But she warned now the universities were coming back with huge cuts to courses and job cuts to university workers, so students will have to get ready to fight alongside workers to defend courses and facilities. She called for an end to the universities being run as capitalist corporations in Wales and seeing students as income streams and numbers not as students.
Cammilla Mngaza, candidate in South Wales East, spoke passionately about the injustice to her daughter Siyanda, who was falsely imprisoned for defending herself against a racist attack, but also how she discovered how the whole system in Wales is corrupt. There are many other injustices in the system in Wales: “Labour has been in power in Wales for 22 years and yet these injustices still continue.”
Carys Phillips, chair of the Social Workers Union, explained how in her work she had encountered the effects of cuts carried out by Labour, Independent and Tory councils. She was gobsmacked that the government is offering public sector workers a pay freeze. But what is the Welsh Labour government doing about it? “Wales has suffered more from austerity than anywhere, not because we are Welsh but because we are poor.”

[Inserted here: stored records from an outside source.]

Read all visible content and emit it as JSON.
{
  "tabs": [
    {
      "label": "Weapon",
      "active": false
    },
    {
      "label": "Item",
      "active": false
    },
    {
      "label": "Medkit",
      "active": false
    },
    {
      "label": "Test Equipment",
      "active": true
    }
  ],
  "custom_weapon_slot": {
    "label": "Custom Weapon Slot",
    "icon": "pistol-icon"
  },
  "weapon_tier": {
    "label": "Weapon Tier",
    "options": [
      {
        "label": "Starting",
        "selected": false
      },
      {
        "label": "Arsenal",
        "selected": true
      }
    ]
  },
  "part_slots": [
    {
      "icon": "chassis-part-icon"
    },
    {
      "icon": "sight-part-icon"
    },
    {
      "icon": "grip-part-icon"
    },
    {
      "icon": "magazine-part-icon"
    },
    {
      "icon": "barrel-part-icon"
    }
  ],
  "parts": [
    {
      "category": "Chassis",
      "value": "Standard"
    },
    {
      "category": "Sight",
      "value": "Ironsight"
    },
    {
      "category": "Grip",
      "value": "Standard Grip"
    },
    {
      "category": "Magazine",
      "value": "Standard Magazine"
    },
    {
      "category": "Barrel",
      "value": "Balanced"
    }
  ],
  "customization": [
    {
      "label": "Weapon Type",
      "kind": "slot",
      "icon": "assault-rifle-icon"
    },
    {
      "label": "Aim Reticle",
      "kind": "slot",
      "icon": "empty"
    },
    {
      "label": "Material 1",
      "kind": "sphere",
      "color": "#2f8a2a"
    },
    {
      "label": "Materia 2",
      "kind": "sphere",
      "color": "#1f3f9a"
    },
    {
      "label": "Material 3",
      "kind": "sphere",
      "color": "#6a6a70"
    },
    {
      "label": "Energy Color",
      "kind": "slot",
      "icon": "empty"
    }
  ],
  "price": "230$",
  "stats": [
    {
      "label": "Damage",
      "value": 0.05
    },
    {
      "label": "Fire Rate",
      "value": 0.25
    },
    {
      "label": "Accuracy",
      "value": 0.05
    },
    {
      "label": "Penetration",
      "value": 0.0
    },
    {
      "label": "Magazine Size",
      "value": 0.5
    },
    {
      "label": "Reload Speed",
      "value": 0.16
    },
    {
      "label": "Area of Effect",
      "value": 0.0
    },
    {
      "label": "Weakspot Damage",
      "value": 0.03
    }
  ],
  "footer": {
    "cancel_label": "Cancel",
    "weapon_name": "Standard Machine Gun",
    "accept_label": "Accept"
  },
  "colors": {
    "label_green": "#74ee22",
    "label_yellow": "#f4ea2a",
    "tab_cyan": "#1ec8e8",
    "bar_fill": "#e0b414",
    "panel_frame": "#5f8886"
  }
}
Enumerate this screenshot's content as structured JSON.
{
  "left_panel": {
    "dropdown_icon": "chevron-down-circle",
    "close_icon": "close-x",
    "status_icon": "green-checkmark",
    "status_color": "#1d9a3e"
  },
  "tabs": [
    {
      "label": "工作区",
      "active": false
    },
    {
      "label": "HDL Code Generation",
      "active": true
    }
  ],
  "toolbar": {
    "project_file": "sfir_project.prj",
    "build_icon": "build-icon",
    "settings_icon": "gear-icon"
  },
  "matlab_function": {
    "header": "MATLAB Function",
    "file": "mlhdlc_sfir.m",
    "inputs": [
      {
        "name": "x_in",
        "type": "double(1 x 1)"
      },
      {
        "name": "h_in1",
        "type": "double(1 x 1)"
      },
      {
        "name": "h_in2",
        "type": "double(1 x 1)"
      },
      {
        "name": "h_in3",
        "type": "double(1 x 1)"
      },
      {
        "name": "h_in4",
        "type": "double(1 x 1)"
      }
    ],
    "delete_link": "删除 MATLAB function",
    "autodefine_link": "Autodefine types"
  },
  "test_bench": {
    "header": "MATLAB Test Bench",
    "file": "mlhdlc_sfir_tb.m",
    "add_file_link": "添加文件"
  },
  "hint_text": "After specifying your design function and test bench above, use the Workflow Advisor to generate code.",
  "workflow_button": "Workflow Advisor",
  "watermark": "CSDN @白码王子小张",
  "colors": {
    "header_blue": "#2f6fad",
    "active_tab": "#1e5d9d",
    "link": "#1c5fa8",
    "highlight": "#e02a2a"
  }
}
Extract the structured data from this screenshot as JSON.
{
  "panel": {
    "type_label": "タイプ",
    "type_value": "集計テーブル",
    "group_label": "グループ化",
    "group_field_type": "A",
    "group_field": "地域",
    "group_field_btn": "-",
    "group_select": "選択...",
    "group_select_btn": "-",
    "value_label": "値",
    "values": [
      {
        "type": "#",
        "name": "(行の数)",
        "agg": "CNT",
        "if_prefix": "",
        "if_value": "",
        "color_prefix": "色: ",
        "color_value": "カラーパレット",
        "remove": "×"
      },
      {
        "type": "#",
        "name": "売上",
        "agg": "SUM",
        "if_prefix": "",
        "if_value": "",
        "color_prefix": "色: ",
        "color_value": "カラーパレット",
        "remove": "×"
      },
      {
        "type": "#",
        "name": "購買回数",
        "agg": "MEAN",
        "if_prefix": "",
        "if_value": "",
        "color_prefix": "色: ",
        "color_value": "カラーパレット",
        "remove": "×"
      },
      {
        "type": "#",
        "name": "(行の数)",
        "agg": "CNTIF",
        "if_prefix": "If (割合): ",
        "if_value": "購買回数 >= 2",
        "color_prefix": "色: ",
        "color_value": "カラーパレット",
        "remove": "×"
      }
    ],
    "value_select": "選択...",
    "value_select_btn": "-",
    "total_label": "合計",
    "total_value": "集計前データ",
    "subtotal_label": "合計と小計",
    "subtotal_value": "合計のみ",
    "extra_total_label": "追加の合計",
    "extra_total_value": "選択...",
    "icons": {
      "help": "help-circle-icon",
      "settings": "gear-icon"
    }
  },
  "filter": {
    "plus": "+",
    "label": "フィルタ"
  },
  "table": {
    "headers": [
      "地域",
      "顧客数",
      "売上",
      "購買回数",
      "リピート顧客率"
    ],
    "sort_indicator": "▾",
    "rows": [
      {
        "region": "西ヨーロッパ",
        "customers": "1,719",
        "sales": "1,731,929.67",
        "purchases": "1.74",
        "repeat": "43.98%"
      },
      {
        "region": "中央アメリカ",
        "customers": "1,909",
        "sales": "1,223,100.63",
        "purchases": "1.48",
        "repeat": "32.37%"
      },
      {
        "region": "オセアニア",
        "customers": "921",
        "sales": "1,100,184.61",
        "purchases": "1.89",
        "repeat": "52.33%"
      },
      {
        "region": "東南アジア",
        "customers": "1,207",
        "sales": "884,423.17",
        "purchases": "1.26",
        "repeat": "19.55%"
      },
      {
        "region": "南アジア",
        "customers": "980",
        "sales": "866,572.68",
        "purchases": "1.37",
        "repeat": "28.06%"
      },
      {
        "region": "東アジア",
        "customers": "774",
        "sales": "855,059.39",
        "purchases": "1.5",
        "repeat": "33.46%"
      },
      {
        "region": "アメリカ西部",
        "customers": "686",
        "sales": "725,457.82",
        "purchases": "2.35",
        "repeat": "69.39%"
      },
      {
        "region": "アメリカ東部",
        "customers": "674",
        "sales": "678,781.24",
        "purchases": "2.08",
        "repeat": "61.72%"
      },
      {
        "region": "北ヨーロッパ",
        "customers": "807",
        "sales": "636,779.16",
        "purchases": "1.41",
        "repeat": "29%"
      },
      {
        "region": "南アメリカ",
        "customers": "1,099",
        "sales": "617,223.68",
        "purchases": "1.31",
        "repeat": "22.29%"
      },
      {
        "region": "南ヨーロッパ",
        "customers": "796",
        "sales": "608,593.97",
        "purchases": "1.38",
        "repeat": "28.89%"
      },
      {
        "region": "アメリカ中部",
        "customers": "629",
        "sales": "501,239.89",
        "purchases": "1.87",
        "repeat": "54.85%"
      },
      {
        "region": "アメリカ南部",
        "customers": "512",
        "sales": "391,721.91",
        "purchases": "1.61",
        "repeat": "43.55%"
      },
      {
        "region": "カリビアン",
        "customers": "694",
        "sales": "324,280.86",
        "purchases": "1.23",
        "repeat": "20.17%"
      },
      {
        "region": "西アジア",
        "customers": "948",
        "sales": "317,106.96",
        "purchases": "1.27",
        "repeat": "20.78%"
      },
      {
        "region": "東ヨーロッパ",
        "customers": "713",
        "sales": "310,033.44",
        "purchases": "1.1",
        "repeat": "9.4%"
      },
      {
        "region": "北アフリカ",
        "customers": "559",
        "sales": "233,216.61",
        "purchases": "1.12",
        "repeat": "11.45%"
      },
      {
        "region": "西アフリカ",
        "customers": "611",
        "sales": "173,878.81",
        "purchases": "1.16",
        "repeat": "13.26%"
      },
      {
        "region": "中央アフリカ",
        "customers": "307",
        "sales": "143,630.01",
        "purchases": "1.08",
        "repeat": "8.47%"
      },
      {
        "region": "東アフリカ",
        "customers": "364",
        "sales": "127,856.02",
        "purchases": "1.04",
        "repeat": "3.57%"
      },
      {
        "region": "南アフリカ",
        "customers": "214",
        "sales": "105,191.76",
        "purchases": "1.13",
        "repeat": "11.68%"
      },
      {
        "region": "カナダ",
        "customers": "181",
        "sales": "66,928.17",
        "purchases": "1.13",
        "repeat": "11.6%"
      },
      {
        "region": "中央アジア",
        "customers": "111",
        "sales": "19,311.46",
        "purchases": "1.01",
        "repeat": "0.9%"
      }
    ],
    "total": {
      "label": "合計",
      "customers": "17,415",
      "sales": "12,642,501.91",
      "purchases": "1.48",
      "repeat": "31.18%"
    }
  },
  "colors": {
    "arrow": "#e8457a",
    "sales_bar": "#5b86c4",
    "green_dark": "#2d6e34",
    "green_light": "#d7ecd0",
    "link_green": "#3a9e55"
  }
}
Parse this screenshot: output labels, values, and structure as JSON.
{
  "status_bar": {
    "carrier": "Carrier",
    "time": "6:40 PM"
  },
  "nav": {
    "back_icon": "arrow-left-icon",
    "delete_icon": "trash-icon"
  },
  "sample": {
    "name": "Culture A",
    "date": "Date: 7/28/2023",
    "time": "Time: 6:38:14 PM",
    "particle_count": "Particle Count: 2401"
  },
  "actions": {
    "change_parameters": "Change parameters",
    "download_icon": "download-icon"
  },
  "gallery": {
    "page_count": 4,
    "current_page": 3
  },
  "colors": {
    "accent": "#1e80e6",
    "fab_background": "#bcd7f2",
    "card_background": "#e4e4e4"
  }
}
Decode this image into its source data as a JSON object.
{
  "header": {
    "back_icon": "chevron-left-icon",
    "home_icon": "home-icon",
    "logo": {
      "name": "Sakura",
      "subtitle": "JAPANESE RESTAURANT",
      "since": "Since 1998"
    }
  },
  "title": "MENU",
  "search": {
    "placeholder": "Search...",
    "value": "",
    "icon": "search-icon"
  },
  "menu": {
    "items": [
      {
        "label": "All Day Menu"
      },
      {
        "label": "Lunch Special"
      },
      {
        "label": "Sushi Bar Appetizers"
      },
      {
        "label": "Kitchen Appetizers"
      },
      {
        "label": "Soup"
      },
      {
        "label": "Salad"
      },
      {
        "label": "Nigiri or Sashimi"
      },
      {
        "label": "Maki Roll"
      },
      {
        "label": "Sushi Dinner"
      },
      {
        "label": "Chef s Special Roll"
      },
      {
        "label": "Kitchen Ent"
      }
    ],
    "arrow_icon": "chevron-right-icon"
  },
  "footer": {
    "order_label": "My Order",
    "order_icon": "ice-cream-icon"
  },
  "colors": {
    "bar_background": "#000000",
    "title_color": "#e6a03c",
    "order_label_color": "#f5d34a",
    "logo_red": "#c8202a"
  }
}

TUSC represents the best tradition of Welsh trade unionism, of unity to fight for the working class. Working people coming together to fight for a political solution to their problems and with solidarity for those in struggle.
This was exemplified by Beth Webster, a nurse in UHW hospital in Cardiff and candidate in South Wales Central, who was scathing of both the Tory UK government and the Labour Welsh government. The Tories insulted NHS workers by offering a 1% pay rise, but Welsh Labour is currently wasting tens of millions on agency nurses rather than investing in improving working conditions to ensure nurses are retained by the NHS.
She declared the campaign she is leading for a 15% pay rise will continue. But also that bursaries for student nurses should be increased to cover the cost of living while studying. Social care must be integrated with the NHS. If people value the NHS and the care sector they must vote TUSC on 6 May.
Ross Saunders summed up the meeting: “We are not powerless – the working class has enormous power. And after this election these politicians will say there is nothing we can do, we will just have to cut. But the students won £40 million by putting pressure on the universities and the wider working class can win as well.”
“The pandemic exposed the priorities of the ruling class and their Tory political representatives. They prioritise profits in the Covid crisis and lifted protections too early. But so too did the Welsh Labour governments and Welsh working-class areas suffered some of the worst death rates in the world. Covid has underlined why we need workers’ representatives in the Senedd to challenge the system.”
The full Senedd TUSC list candidates:
South Wales West
- Mark Evans – Carmarthenshire council workers’ leader
- Karen Gerrahty – Maesteg NHS occupational therapist
- Gareth Bromhall – Secretary of Swansea Trades Union Council and care worker
- Oisin Mullholland – Organiser of the rent strike at Swansea University
- Charlie Wells – Swansea University organiser of Free Education campaign
South Wales Central
- Ross Saunders – Organiser of Cardiff Against the Cuts and secretary of Socialist Party Wales
- Beth Webster – Nurse at UHW hospital
- Mia Hollsing – Cynon Valley campaigner against domestic violence
- Kevin Gillen – Barry community activist
South Wales East
- Mariam Kamish – Campaigner for an A&E at Ysbyty Ystrad Fawr
- Cammilla Mngaza – Campaigning for justice for her daughter Siyanda Mngaza
- Melanie Benedict – 18-year-old campaigner for youth rights
- Dave Reid – Trade union activist
Mid and West Wales
- Carys Phillips – Chair of the Social Workers Union
- Michelle Francis – Socialist Students and rent strike organiser at Bangor University